Items from a data source:

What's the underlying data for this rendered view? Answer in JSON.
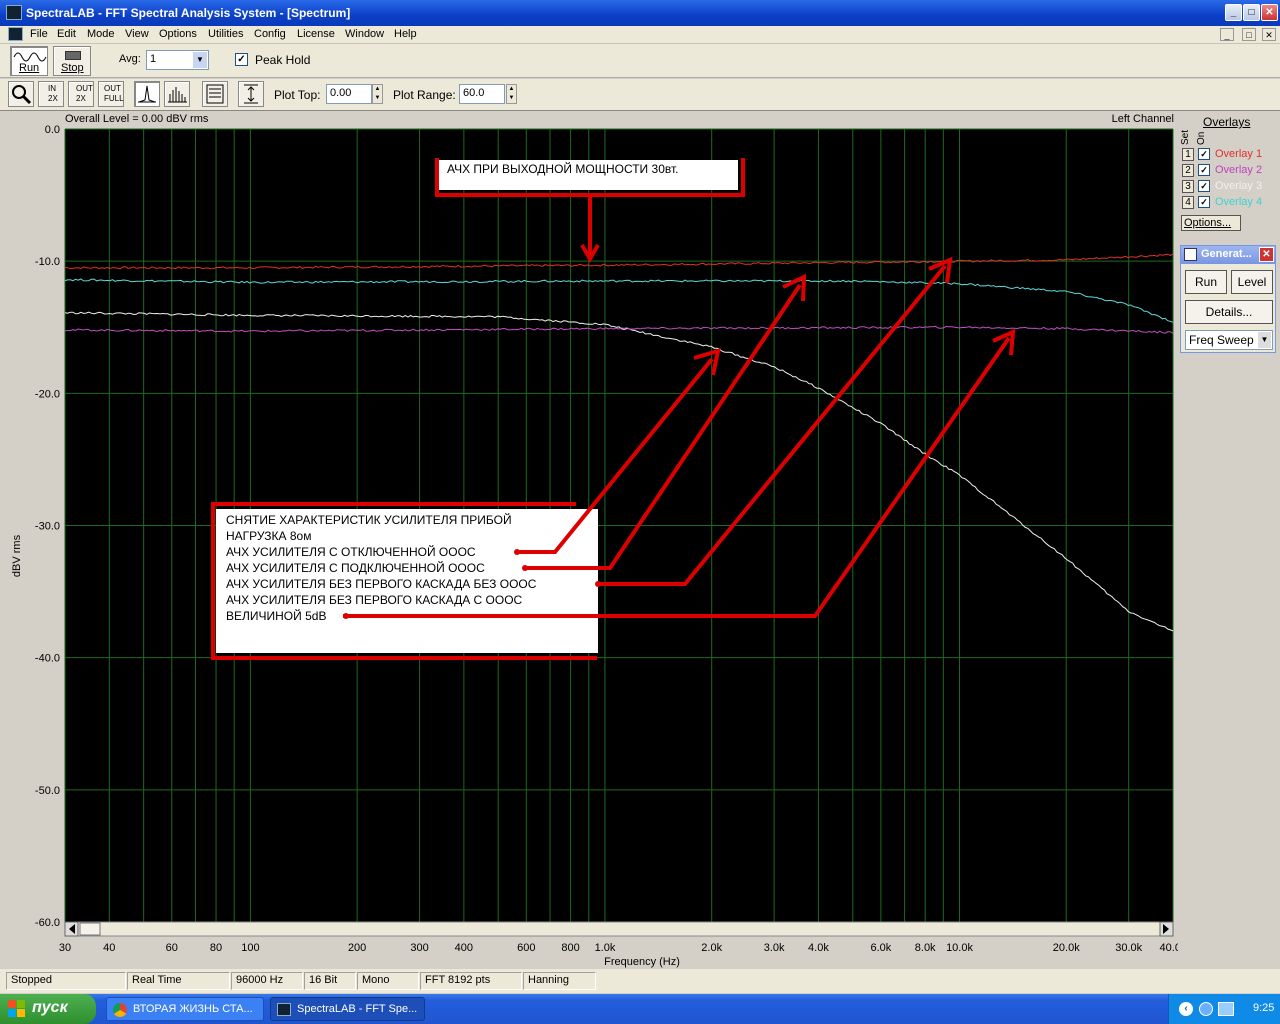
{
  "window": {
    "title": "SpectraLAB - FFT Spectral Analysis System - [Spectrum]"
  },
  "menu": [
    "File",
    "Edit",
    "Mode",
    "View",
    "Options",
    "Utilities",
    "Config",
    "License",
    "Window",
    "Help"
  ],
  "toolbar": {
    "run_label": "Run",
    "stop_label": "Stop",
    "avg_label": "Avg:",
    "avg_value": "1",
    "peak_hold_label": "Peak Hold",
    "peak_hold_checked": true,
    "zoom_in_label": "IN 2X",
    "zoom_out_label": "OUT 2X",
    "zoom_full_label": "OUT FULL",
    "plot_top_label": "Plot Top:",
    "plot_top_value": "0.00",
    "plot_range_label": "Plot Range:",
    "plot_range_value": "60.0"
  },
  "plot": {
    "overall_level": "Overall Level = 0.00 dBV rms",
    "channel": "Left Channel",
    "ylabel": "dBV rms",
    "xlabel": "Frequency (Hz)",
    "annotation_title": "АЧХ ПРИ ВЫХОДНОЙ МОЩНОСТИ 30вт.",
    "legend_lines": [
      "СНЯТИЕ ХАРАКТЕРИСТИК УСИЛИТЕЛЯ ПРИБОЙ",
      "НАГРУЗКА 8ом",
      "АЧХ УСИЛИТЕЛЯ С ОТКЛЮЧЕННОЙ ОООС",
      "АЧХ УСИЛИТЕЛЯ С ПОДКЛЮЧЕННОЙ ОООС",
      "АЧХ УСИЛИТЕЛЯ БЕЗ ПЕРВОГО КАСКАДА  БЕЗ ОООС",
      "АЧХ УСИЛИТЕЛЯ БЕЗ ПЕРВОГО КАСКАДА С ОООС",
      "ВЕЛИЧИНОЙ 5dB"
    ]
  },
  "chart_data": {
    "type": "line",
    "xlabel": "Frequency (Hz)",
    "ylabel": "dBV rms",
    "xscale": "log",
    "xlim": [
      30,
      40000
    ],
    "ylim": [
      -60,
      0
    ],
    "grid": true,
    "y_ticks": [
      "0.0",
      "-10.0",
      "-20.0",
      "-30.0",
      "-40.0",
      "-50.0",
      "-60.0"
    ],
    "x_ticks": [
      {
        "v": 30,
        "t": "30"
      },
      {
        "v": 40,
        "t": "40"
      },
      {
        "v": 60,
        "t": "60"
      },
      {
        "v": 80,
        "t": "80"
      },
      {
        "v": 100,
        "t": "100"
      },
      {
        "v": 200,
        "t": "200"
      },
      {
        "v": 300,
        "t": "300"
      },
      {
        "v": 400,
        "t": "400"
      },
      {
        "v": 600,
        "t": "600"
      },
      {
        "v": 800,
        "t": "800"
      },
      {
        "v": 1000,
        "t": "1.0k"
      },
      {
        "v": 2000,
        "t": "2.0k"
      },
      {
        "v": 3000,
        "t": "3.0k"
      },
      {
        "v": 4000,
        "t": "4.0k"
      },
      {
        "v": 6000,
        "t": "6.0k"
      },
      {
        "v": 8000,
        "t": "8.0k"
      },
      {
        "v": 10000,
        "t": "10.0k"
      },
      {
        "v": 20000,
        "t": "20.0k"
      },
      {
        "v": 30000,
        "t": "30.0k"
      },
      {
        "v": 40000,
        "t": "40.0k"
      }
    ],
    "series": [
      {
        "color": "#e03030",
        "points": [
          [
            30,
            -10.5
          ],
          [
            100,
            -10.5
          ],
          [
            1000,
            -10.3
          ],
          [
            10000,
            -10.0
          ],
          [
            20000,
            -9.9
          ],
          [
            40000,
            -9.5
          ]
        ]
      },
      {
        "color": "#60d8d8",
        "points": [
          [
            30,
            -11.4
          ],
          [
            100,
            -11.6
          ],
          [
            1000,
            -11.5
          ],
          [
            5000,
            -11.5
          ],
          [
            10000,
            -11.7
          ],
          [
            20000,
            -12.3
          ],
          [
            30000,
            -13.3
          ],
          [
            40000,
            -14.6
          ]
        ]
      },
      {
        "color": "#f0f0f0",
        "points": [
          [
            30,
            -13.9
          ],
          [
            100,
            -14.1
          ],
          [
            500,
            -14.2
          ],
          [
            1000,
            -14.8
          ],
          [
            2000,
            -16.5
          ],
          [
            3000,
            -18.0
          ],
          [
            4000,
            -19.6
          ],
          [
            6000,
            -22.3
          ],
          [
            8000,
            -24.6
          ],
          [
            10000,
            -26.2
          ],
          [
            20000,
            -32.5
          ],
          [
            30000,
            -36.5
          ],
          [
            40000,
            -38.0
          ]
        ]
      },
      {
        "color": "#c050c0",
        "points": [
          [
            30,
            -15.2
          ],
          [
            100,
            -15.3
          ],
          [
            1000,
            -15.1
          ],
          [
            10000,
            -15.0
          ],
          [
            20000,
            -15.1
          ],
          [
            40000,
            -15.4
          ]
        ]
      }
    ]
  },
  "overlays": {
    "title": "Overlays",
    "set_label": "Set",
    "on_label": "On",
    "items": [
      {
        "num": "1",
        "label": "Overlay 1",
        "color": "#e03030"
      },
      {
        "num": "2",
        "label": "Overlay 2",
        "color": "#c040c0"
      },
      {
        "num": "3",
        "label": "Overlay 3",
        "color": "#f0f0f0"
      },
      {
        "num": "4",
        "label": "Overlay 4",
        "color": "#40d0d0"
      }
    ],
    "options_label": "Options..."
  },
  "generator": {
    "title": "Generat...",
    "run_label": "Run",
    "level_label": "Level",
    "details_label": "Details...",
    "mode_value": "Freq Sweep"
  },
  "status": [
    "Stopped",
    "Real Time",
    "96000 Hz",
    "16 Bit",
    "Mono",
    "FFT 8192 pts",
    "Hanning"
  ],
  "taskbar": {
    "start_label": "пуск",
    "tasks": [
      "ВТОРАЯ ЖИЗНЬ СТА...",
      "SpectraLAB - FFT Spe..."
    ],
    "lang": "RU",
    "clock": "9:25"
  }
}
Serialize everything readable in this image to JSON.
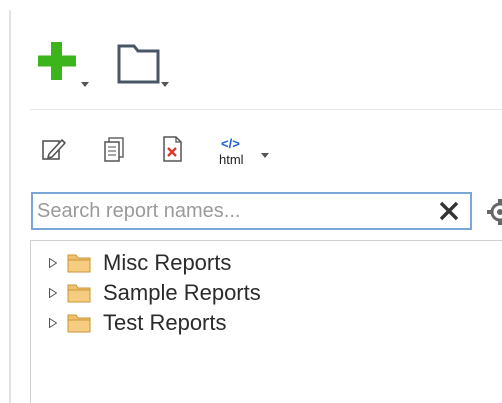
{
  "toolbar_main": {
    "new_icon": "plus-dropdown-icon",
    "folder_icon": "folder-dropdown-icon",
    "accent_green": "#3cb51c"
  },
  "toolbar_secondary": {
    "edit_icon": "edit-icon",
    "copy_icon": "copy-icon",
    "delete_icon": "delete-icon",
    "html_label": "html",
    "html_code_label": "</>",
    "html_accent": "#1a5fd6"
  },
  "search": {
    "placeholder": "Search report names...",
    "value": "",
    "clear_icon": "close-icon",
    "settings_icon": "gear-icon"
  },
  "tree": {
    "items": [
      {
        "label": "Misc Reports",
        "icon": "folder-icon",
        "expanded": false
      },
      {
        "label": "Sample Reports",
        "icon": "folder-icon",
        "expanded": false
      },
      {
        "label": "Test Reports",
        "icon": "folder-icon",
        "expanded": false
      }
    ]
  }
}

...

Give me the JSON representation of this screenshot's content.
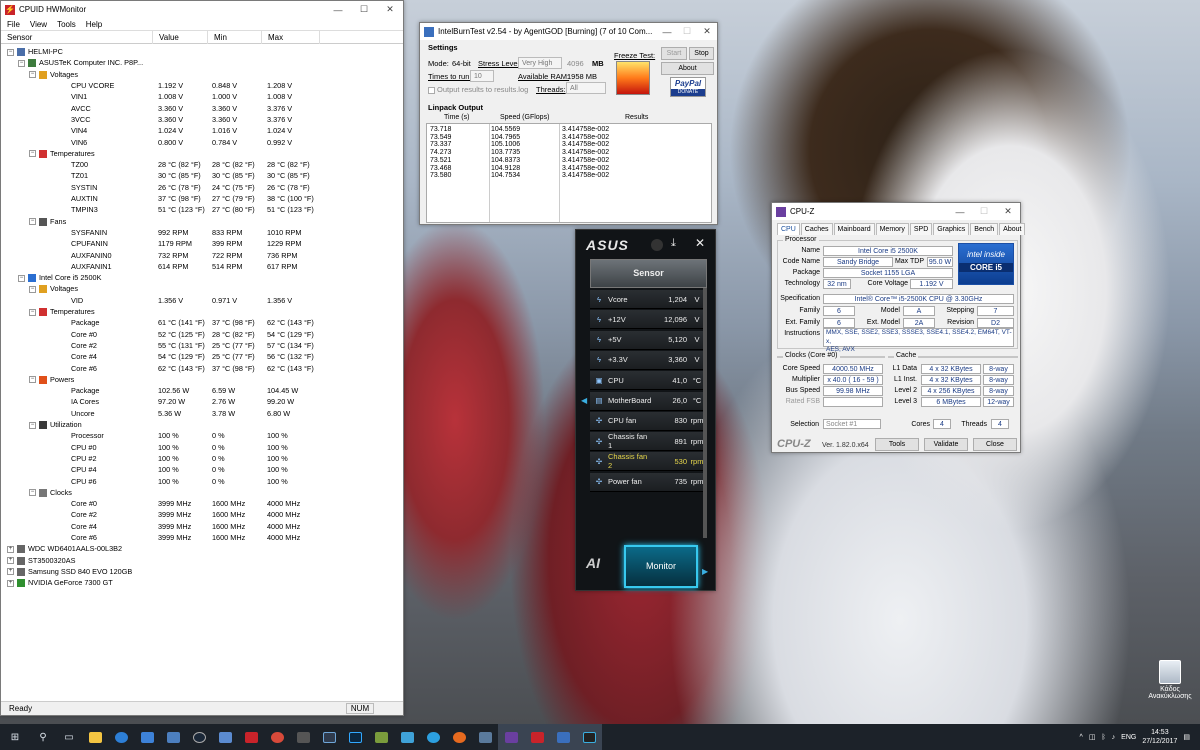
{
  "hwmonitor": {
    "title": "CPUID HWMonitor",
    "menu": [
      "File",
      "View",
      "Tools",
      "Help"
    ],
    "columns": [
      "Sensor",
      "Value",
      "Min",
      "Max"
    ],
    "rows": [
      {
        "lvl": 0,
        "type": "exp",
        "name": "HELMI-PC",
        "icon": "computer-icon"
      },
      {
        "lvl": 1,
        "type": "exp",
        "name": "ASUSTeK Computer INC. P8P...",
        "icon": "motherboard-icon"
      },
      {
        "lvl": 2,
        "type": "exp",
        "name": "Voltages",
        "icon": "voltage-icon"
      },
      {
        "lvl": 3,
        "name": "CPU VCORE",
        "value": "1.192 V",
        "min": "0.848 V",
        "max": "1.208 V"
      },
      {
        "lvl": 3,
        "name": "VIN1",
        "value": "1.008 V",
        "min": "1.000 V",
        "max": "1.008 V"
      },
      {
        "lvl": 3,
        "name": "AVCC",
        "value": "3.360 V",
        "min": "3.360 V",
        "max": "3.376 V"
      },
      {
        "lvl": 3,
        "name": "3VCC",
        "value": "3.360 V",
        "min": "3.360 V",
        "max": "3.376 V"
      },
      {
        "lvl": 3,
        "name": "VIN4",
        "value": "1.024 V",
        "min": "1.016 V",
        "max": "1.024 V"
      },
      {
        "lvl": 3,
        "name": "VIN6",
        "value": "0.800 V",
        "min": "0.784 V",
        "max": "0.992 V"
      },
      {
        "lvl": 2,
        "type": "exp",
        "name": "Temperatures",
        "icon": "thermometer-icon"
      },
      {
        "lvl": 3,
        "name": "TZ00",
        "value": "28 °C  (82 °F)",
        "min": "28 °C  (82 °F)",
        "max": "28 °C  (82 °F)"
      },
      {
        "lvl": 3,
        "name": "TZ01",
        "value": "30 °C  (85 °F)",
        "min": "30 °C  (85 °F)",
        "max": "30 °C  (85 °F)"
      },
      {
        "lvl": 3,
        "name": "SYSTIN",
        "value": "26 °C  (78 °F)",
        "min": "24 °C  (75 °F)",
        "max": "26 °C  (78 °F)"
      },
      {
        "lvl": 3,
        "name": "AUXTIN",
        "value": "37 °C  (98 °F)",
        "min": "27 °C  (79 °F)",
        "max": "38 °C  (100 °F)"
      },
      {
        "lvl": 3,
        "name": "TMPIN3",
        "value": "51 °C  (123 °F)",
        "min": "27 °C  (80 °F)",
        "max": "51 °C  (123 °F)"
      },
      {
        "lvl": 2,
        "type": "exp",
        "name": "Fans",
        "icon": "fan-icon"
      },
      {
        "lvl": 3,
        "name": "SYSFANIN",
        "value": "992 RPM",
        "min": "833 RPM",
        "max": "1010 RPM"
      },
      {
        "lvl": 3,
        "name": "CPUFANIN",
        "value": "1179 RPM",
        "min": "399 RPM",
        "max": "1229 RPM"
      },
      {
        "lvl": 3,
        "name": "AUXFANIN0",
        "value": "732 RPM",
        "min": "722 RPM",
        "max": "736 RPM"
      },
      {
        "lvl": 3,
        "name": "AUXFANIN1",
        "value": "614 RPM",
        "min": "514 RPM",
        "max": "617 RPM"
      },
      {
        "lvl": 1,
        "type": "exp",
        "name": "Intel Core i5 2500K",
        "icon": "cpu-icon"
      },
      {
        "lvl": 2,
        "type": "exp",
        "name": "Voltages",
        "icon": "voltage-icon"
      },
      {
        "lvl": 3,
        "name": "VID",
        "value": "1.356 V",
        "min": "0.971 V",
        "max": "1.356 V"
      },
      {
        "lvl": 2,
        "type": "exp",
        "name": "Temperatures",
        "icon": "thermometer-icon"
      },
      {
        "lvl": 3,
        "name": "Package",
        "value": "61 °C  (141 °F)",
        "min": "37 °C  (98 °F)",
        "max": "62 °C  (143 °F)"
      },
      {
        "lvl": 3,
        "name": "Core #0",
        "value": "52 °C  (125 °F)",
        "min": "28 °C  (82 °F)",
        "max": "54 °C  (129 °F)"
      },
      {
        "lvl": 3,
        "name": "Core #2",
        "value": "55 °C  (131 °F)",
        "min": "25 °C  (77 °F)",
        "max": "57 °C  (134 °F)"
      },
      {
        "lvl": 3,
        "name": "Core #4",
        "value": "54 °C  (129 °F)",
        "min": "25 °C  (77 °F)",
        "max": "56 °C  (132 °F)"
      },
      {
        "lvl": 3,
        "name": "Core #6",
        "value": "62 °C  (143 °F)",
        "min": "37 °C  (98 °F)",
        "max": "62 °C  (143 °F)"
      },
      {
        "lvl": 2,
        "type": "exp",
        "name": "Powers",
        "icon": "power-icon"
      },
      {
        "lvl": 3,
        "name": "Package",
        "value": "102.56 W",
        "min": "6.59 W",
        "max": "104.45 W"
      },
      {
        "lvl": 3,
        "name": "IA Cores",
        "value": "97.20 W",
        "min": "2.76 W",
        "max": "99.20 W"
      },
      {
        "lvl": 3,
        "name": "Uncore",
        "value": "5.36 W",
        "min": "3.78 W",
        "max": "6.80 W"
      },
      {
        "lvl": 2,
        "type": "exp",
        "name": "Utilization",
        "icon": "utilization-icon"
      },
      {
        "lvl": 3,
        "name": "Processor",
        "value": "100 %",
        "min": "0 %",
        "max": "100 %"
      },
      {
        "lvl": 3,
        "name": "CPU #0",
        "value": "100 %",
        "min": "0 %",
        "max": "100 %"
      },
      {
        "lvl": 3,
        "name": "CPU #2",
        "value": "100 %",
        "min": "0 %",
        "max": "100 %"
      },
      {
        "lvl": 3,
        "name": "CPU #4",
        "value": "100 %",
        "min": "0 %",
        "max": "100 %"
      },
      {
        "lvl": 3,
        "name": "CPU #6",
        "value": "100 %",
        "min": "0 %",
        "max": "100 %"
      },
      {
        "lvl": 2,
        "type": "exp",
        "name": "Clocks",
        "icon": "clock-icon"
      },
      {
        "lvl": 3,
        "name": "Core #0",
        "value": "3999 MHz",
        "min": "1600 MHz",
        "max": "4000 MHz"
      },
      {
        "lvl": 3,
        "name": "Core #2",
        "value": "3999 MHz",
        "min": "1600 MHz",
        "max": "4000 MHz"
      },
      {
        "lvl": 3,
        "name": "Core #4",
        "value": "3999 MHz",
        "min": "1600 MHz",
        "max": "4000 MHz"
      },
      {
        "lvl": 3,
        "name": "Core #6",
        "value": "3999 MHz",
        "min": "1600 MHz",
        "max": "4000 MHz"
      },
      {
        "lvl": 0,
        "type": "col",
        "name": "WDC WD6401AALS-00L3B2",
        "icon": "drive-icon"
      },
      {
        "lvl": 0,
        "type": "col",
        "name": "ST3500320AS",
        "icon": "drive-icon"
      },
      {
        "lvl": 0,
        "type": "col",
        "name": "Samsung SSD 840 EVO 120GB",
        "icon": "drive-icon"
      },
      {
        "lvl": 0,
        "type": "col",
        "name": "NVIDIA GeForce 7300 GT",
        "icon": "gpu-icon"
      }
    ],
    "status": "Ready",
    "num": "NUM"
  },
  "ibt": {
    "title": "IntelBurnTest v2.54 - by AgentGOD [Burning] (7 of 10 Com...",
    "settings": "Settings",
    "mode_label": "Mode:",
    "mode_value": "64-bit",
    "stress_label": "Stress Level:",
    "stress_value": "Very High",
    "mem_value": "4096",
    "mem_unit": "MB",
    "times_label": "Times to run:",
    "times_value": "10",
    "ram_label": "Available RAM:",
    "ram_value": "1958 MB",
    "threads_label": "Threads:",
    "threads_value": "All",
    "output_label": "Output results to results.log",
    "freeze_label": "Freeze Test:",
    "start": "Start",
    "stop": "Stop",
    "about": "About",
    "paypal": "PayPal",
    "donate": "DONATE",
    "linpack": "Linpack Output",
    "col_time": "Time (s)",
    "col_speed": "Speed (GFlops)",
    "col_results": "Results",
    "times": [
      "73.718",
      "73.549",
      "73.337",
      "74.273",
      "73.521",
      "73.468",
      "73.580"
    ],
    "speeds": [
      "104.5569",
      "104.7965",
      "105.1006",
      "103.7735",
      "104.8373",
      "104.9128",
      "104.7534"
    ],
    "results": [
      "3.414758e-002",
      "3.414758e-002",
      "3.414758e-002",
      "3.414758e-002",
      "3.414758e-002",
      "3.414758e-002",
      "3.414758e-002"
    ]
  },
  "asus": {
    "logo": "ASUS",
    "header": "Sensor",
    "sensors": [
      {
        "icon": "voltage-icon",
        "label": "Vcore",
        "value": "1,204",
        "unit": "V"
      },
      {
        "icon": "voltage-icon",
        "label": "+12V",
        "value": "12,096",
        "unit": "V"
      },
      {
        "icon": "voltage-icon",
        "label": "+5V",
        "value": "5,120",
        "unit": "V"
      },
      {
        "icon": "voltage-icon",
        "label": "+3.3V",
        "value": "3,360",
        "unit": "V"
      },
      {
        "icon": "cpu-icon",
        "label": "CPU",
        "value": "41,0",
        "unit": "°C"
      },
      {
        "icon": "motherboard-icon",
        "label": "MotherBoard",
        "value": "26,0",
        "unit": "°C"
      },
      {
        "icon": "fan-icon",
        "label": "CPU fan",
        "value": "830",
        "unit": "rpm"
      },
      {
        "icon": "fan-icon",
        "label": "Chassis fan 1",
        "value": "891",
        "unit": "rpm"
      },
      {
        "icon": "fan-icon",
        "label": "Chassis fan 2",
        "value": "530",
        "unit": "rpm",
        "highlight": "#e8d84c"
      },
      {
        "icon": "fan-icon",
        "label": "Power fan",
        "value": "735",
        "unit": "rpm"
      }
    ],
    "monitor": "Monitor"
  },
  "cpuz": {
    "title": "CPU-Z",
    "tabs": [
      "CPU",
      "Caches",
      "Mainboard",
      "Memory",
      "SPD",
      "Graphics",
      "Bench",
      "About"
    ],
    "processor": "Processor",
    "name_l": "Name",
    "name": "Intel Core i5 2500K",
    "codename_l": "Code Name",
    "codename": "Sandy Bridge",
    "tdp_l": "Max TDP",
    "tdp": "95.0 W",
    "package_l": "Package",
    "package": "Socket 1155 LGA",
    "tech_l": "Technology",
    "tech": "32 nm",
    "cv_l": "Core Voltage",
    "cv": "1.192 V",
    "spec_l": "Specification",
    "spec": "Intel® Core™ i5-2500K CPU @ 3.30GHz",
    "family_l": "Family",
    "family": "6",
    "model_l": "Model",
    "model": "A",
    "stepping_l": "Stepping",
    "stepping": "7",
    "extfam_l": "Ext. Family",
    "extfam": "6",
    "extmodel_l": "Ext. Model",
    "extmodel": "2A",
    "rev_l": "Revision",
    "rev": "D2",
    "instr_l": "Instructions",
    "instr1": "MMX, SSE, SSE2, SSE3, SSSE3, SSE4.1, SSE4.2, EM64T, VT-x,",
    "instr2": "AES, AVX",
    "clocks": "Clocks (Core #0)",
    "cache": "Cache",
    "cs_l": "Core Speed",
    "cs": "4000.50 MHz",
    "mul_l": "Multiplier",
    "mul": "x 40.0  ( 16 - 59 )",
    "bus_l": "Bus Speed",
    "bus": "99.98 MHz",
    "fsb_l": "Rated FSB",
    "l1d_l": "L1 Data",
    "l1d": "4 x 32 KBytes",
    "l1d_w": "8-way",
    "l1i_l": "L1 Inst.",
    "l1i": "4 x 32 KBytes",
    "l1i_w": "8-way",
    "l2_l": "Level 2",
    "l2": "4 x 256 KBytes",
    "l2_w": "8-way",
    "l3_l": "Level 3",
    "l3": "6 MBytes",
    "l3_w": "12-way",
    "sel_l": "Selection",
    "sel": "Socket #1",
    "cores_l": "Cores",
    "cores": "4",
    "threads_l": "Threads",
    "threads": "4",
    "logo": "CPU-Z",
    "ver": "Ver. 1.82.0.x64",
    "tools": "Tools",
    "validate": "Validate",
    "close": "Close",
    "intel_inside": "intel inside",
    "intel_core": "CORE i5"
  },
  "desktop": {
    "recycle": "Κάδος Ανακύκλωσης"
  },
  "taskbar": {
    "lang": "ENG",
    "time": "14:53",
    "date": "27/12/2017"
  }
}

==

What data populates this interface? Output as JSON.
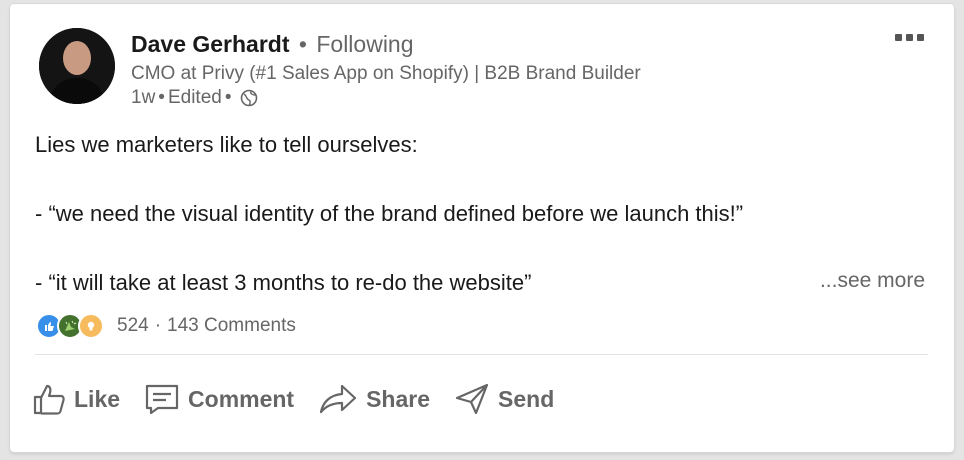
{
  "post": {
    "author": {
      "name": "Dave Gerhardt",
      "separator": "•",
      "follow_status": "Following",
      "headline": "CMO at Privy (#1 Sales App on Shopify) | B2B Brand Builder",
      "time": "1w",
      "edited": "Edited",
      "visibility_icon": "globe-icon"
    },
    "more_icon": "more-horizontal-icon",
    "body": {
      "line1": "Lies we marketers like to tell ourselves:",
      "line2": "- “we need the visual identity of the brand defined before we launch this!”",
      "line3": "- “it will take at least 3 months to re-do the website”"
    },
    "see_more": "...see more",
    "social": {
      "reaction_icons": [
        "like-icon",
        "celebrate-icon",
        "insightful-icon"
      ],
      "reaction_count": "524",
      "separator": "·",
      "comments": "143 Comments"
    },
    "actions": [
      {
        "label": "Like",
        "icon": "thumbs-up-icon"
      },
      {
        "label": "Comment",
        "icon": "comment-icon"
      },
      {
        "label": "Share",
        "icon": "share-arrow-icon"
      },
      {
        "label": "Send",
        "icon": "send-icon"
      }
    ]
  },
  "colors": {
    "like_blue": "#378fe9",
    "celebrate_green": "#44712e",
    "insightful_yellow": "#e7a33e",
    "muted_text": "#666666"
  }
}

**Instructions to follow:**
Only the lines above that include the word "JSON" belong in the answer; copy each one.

**Result of the task:**
What's the underlying data for this rendered view? Answer in JSON.
Serialize everything readable in this image to JSON.
Give me the JSON representation of this screenshot's content.
What data populates this interface? Output as JSON.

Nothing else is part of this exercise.